▶ Work required: Return the entries exactly as they appear.

== Given records ==

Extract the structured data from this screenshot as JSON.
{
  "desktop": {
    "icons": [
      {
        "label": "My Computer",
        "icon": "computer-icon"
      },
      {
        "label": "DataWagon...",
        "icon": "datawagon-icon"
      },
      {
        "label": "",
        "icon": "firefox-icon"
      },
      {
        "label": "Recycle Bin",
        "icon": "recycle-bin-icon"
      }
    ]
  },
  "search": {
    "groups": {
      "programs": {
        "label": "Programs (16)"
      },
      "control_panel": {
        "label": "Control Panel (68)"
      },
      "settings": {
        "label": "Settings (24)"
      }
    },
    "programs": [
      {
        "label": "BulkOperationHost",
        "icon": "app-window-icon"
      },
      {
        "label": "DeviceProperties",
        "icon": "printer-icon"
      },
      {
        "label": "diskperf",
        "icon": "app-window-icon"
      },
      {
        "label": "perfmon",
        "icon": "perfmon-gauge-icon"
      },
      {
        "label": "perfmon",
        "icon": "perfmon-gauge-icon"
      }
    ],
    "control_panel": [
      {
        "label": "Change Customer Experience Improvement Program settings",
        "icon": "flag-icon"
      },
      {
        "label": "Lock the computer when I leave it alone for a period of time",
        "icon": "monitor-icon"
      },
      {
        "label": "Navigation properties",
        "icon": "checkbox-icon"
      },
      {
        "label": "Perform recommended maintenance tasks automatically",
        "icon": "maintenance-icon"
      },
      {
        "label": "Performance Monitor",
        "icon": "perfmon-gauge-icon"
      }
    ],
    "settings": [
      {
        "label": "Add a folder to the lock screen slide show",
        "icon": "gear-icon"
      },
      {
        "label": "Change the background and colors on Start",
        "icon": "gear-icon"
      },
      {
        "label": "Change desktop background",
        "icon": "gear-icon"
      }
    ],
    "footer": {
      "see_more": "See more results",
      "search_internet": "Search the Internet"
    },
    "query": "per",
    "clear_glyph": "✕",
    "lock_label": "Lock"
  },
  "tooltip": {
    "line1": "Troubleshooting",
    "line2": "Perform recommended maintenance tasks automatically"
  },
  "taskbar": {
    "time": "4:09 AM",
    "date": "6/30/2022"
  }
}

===

▶ The completed task:
Extract the structured data from this screenshot as JSON.
{
  "desktop": {
    "icons": [
      {
        "label": "My Computer",
        "icon": "computer-icon"
      },
      {
        "label": "DataWagon...",
        "icon": "datawagon-icon"
      },
      {
        "label": "",
        "icon": "firefox-icon"
      },
      {
        "label": "Recycle Bin",
        "icon": "recycle-bin-icon"
      }
    ]
  },
  "search": {
    "groups": {
      "programs": {
        "label": "Programs (16)"
      },
      "control_panel": {
        "label": "Control Panel (68)"
      },
      "settings": {
        "label": "Settings (24)"
      }
    },
    "programs": [
      {
        "label": "BulkOperationHost",
        "icon": "app-window-icon"
      },
      {
        "label": "DeviceProperties",
        "icon": "printer-icon"
      },
      {
        "label": "diskperf",
        "icon": "app-window-icon"
      },
      {
        "label": "perfmon",
        "icon": "perfmon-gauge-icon"
      },
      {
        "label": "perfmon",
        "icon": "perfmon-gauge-icon"
      }
    ],
    "control_panel": [
      {
        "label": "Change Customer Experience Improvement Program settings",
        "icon": "flag-icon"
      },
      {
        "label": "Lock the computer when I leave it alone for a period of time",
        "icon": "monitor-icon"
      },
      {
        "label": "Navigation properties",
        "icon": "checkbox-icon"
      },
      {
        "label": "Perform recommended maintenance tasks automatically",
        "icon": "maintenance-icon"
      },
      {
        "label": "Performance Monitor",
        "icon": "perfmon-gauge-icon"
      }
    ],
    "settings": [
      {
        "label": "Add a folder to the lock screen slide show",
        "icon": "gear-icon"
      },
      {
        "label": "Change the background and colors on Start",
        "icon": "gear-icon"
      },
      {
        "label": "Change desktop background",
        "icon": "gear-icon"
      }
    ],
    "footer": {
      "see_more": "See more results",
      "search_internet": "Search the Internet"
    },
    "query": "per",
    "clear_glyph": "✕",
    "lock_label": "Lock"
  },
  "tooltip": {
    "line1": "Troubleshooting",
    "line2": "Perform recommended maintenance tasks automatically"
  },
  "taskbar": {
    "time": "4:09 AM",
    "date": "6/30/2022"
  }
}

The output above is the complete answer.